### Assigned task
Work through the entries that follow and state how many lines contain the word "data". Only the number is wanted.

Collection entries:
== == ==

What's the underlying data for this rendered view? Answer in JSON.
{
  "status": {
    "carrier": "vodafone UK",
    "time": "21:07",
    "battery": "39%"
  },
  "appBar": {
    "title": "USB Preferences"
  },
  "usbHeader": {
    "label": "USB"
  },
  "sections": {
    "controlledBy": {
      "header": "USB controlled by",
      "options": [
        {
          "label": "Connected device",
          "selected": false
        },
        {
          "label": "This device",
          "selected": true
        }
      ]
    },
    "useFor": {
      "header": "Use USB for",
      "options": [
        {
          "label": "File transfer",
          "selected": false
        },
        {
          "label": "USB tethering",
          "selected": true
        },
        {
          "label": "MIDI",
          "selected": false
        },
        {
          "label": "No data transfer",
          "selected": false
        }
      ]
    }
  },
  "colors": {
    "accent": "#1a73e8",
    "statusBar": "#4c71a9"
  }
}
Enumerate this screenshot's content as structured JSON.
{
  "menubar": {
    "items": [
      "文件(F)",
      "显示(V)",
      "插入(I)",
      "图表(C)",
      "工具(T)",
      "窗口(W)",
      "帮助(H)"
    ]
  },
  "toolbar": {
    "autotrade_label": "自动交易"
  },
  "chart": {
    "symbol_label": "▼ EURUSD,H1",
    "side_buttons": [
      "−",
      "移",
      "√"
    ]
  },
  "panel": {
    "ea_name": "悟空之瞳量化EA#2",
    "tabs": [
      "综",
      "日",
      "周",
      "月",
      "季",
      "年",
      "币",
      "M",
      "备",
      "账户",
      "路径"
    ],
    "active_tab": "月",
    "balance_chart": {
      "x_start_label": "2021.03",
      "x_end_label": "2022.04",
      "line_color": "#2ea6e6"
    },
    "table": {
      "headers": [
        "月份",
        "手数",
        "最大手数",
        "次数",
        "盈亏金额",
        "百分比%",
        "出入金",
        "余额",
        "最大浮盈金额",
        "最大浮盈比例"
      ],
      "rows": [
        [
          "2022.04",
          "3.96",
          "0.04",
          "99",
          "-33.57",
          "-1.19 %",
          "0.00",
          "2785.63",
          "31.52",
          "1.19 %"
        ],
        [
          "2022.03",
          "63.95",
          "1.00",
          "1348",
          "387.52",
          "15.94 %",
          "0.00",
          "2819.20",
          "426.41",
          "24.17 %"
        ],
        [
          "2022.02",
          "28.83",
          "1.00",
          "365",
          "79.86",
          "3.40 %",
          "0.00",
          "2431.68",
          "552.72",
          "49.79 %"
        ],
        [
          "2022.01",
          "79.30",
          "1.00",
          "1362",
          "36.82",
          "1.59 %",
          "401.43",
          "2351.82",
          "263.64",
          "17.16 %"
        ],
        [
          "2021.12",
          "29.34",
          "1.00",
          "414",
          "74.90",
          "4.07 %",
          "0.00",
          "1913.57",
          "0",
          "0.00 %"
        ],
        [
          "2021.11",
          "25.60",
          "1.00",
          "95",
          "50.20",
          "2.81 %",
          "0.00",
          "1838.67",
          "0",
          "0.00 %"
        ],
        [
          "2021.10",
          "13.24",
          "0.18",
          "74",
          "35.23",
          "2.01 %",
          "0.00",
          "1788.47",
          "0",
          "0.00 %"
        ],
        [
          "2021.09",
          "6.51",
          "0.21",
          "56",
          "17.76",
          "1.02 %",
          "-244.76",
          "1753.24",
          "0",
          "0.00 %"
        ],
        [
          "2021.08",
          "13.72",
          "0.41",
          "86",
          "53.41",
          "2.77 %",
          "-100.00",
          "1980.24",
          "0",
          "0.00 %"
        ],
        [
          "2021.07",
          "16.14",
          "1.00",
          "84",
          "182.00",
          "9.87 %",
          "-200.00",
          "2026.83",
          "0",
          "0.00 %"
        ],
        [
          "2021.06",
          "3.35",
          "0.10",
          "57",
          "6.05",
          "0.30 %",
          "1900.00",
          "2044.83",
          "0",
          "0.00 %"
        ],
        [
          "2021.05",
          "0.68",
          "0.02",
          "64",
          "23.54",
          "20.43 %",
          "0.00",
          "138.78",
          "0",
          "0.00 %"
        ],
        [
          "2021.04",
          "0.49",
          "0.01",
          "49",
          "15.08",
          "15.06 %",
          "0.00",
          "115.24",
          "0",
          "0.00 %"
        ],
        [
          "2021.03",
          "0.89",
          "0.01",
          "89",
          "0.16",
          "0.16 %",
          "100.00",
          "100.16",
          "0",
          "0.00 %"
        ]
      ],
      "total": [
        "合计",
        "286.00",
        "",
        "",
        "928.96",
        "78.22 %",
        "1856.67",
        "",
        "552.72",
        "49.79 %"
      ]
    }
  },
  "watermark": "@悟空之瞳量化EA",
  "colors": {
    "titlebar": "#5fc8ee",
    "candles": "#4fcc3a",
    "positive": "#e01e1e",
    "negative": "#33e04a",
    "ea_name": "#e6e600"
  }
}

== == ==

### Your solution
2